Quite the contrary, it seems that the novel idea here is in the Torah’s approval of Jacob following his heart. Usually, the Torah’s attitude is to be suspicious of the heart’s natural tendencies, “The inclination of a man’s heart is evil from his youth,” “his heart’s thoughts are directed to evil all day.” Indeed, if we let an evil person follow his heart, we’re in deep trouble! But, Jacob is a tzadik, a righteous man whose heart desires only good things, “the desire of the righteous is only good.”Therefore Jacob could rely on his heart, to decide with complete certainty that Rachel should be the mainstay and more prominent figure of his home. This approach holds fast even after Leah gives birth to more sons than Rachel. Throughout it all, Rachel remained Jacob’s most esteemed wife.
Yet, matchmaking is not the only issue here. In a broader sense, Jacob’s marriages to Leah and Rachel constitute the entire story of the Jewish People—the Children of Israel (Jacob’s other name)—and also how we relate to the Almighty.
Jacob’s relationship with Leah is what we might call a normal religious lifestyle. Most of us don’t study Torah and perform mitzvot because we have a natural instinct to do so. However, we do understand intellectually that this is the lifestyle that suits us as Jews, and this is the golden path that our forefathers trod. Religious Jews also know that they need to subdue their attraction to foreign paths and to annul their will to serve God’s will. In Chassidic terminology, this is the service that belongs to “Leah’s persona” (פַּרְצוּף לֵאָה).
In contrast, the relationship between Jacob and Rachel is a natural lifestyle. At first glance, we might think that a natural lifestyle does not express any connection with God. One can eat, drink, sleep, love or hike naturally, but all this is part of our secular life. But, the moment we touch on the realm of sanctity, it appears that those natural instincts just don’t want to cooperate; we can only hope that they don’t interfere too much with our endeavors towards the Divine! Nonetheless, we are convinced that we also have an innate Jewish nature that goes beyond our natural instincts. That profound level of our Jewish nature is simply and naturally in love with the Almighty. This is despite the infinite distance there is between us, as the verse states “God is in the heavens, and you are on earth.” In fact, it is this very same chasm that causes the attractive pull between two complete opposites who ultimately complement each other. This is one reason why Chassidut explains that the main part of the redemption is “reconstructing Rachel’s persona” (בִּנְיָן פַּרְצוּף רָחֵל), which ultimately refers to the revelation of a natural Jewish consciousness. This level of consciousness not only observes the Torah and performs mitzvot—because “that’s what we should do”—but because that is what our heart genuinely desires.

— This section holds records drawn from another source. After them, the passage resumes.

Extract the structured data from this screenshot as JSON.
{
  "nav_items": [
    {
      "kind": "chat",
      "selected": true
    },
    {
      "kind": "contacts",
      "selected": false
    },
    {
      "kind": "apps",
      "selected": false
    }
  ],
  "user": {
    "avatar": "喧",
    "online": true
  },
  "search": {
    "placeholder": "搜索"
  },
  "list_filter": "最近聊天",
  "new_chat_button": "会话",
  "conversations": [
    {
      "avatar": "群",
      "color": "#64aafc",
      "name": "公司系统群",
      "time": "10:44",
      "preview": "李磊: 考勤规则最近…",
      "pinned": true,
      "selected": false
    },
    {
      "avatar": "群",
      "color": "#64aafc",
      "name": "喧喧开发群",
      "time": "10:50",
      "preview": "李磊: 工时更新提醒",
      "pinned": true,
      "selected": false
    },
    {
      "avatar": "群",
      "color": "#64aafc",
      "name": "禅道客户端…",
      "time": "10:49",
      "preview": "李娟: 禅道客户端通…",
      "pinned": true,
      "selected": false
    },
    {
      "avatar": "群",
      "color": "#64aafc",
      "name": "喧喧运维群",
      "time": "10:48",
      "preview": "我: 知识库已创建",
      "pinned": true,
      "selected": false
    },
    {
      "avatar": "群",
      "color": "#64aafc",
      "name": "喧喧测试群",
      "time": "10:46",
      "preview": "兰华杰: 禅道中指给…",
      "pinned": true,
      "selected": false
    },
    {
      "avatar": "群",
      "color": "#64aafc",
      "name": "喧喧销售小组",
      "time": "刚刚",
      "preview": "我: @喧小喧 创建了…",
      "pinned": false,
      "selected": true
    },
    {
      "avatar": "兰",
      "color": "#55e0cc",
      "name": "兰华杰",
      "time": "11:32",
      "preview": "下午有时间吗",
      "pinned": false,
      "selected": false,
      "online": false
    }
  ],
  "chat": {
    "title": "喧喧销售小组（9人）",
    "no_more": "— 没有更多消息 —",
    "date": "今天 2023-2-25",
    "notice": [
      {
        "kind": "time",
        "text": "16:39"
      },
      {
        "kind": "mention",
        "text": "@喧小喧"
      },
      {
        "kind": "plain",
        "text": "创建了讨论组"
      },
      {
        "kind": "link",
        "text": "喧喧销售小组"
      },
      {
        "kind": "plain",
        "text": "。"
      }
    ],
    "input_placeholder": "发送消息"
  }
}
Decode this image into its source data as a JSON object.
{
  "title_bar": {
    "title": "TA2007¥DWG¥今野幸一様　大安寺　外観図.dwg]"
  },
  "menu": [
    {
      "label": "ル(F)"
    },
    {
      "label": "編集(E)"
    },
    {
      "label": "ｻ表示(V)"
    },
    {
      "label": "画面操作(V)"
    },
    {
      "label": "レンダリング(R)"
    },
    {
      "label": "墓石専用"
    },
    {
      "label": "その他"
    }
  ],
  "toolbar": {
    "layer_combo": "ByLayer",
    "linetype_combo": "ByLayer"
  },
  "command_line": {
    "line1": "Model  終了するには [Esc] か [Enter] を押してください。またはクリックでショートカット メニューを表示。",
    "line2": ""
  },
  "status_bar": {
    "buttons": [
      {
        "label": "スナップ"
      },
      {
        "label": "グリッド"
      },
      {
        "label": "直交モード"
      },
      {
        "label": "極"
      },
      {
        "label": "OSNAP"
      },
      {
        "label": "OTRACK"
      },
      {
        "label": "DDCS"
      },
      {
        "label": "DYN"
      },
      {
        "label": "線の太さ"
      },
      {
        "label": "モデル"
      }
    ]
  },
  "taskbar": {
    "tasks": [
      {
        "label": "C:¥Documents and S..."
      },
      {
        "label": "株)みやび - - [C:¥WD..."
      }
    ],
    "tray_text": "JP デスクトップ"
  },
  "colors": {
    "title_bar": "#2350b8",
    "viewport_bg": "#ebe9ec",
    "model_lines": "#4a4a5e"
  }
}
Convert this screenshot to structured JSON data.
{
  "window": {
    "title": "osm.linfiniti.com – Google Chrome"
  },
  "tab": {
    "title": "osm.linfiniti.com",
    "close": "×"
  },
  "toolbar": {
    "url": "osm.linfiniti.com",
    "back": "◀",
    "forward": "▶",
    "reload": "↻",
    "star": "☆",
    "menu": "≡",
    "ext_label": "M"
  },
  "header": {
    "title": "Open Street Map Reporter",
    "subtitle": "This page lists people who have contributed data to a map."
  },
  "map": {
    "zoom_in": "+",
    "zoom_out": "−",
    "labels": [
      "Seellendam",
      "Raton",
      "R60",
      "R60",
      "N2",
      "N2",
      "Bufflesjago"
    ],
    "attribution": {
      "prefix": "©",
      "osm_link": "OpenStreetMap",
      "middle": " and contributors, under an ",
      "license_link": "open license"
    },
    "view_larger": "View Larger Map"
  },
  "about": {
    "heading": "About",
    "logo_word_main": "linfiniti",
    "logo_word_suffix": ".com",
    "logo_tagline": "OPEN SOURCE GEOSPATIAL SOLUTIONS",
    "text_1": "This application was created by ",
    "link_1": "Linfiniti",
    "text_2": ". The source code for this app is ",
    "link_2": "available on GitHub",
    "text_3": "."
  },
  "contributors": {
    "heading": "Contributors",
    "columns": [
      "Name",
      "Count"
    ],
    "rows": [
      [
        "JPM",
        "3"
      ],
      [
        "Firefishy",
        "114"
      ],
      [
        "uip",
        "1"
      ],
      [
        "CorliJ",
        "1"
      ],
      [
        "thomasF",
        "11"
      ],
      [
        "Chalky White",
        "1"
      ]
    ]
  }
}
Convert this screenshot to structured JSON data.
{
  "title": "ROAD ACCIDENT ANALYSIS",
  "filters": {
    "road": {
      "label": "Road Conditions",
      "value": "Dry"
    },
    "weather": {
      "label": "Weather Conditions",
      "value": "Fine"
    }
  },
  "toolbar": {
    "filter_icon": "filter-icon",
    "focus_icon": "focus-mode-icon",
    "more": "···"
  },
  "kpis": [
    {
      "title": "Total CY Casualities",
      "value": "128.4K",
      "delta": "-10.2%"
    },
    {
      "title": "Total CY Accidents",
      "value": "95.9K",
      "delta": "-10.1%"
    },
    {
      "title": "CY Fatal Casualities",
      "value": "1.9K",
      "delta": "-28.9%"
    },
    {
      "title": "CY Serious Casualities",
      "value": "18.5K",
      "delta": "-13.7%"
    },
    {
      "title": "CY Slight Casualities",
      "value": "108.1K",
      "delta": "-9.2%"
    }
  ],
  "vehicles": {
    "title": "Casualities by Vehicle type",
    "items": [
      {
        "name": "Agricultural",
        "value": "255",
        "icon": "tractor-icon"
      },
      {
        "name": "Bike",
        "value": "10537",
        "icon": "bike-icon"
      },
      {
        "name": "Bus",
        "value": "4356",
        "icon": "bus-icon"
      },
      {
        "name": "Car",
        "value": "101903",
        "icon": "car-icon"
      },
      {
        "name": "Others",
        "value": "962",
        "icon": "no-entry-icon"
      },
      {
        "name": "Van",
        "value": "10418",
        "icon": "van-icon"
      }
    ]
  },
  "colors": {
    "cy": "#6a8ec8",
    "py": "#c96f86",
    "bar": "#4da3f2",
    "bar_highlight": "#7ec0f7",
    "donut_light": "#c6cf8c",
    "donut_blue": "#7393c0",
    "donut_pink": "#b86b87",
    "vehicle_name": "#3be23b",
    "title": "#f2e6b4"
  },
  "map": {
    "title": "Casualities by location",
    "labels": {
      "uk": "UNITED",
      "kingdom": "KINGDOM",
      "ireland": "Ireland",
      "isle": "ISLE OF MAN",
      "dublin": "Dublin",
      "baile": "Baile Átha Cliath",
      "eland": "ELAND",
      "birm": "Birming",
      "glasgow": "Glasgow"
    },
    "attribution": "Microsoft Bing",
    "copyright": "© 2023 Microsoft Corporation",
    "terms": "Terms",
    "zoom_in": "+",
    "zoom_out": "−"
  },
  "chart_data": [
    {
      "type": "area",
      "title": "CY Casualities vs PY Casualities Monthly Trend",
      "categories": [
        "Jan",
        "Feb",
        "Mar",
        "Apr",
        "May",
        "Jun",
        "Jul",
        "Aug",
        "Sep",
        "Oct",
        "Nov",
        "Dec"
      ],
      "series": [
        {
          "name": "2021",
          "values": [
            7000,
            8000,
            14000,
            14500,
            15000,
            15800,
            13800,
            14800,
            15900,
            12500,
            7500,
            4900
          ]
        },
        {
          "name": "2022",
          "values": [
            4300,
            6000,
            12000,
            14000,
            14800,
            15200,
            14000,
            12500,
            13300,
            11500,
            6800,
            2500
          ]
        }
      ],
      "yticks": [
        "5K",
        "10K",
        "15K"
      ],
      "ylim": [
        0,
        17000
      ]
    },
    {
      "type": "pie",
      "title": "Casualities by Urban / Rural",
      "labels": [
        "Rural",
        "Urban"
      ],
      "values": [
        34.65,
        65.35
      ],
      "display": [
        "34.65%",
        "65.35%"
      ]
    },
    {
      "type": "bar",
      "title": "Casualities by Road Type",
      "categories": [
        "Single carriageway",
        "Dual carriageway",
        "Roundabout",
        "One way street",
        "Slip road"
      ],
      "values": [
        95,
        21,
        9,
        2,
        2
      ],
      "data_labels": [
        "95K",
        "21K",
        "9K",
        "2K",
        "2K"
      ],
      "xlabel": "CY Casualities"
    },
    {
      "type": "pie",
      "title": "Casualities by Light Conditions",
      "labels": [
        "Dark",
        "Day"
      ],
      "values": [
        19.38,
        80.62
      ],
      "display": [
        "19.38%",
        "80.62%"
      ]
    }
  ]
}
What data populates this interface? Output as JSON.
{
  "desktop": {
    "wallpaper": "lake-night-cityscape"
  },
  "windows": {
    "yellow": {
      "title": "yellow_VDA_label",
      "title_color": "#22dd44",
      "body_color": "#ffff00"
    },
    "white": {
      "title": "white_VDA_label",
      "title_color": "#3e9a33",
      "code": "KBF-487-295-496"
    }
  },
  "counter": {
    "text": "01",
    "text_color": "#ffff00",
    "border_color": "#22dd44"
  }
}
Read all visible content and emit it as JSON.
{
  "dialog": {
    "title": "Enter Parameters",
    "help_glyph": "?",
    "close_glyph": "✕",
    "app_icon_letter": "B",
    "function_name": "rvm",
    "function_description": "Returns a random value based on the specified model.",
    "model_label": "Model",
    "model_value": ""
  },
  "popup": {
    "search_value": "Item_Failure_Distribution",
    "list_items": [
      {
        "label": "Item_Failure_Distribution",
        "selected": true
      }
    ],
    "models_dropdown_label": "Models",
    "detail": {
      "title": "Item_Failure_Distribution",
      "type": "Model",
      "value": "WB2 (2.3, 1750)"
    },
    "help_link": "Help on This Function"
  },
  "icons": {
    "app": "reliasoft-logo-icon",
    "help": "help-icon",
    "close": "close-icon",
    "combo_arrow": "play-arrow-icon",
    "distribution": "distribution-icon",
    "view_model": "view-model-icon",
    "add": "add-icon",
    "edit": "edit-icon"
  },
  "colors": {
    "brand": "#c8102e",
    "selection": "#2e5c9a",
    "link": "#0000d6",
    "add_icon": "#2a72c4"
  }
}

So we can follow our hearts if we are righteous, and in fact, the entire Jewish nation are called a “nation of tzadikim (righteous people),” and in the future we will all merit to act according to our rectified natural Jewish consciousness.
Adapted from Rabbi Ginsburgh’s books in Hebrew, Rucho Shel Mashiach and Mechol Hakeramim